It's cold outside - and the energy companies aren't helping

14 October 2011

‘No news is good news’ the saying goes, which unfortunately means the recent flurry of  news stories about energy companies is a whole lot of bad news for billpayers. The average dual fuel bill is now £1,345, according to energy industry watchdog Ofgem. And, at the moment, it seems there’s no likelihood of this figure doing anything other than increasing.

On top of that rumours of snow by the end of the month and another potentially bitter winter (last year I remember wearing Ugg boots over slipper socks into the office: my feet were toasty if a little immobile) will add to the woe of billpayers. There is after all a limit to how many fleecy and woolly layers it’s possible to wear before turning the heating on. 

The energy companies repeatedly gush that they really don’t want to up bill rates and if there was any way possible to not charge the customer more then they would endeavour to do so – but unfortunately (creep creep) they have no option but to pass on the costs to consumers. Excuse me while I wring out my fake handkerchief.

Energy costs are undeniably increasing for the energy suppliers and the government’s green targets will cost them dearly too. However, it’s hard to accept such dramatic rises in price when we also learnt this week that the providers now stand to make £125 profit on each customer. The profit margin has increased by a huge £110 since June when companies made £15 profit per customer.
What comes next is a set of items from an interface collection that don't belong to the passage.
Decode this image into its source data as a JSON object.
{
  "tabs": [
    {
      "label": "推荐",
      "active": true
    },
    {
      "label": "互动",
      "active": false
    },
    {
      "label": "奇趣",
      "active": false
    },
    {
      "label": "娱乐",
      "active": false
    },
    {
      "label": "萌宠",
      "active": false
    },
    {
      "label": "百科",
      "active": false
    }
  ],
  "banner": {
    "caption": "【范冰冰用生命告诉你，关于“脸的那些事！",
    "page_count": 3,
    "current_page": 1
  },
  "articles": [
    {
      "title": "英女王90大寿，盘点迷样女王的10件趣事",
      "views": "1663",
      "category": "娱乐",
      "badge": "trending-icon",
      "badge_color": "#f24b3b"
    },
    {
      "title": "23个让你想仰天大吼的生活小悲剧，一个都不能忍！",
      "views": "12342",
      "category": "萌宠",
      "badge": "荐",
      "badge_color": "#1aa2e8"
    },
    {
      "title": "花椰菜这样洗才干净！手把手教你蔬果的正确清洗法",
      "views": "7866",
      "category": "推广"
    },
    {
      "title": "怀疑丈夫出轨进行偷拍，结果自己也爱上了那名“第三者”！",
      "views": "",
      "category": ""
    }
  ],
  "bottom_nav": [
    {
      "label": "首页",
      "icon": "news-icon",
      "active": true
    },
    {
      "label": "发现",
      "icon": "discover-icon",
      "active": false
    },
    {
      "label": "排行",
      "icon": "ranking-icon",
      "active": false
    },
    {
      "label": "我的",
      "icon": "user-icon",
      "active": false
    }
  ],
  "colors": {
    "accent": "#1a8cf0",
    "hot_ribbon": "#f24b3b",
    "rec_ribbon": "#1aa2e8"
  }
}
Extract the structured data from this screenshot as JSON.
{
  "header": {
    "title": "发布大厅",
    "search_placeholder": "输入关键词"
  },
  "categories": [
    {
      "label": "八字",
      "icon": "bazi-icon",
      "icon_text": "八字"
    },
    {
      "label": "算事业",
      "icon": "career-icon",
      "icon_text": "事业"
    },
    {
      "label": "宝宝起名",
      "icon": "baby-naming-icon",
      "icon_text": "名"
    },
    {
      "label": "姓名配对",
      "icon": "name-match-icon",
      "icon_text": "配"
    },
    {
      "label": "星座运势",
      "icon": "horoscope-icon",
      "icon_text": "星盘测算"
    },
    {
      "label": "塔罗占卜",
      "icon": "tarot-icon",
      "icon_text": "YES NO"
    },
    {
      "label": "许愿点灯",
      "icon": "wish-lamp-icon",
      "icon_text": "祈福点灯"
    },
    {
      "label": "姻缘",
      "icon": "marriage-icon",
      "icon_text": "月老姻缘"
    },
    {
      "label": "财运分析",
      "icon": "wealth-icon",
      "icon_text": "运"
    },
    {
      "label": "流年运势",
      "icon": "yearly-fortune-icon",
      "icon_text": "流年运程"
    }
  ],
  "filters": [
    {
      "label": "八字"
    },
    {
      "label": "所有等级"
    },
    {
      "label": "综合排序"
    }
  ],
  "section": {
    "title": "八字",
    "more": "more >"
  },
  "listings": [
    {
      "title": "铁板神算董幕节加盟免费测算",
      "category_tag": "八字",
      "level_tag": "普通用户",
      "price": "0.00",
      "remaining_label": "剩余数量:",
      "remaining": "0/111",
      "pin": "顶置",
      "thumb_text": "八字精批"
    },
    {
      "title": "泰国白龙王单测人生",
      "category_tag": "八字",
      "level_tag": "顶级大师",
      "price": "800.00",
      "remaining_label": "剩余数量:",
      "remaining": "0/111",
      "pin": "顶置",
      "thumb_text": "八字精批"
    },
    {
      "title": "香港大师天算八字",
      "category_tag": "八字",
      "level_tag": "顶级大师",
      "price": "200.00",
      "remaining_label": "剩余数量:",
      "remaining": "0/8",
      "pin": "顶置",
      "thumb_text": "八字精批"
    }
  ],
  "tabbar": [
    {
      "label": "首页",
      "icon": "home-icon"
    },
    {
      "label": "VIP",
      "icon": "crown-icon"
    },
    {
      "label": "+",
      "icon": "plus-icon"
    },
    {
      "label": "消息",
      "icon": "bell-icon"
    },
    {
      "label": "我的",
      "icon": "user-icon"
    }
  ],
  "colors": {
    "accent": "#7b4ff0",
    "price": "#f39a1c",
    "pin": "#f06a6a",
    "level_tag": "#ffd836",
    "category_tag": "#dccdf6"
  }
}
Ofgem says this amount is based on what energy firms would make if energy prices and bills don’t change for the next year and therefore predicts the £125 figure to drop to £90 by next year. But that’s rather optimistically assuming that energy costs will go down and given recent upward trends how can we assume everything will be toasty (in all senses) next year?

Doing themselves no favours in the popularity stakes, an undercover investigation from Which? showed some of the energy providers are rather good at fudging the information they tell customers. Scottish and Southern Electric (SSE) came out worst: in only three out of 12 calls was the ‘customer’ offered the cheapest tariff. Apparently this is because what’s best for the customer will vary with each individual – true but I’m not about to applaud SSE for its tolerant and inclusive outlook to all. Which? after all explicitly asked to know the cheapest deal.

Like ‘he’s behind you!’ panto villains, the energy companies just make it so easy for us to dislike them. But whereas pantomime baddies disappear by mid-January, unfortunately energy companies and their tricksy practices seem to have a much longer shelf-life.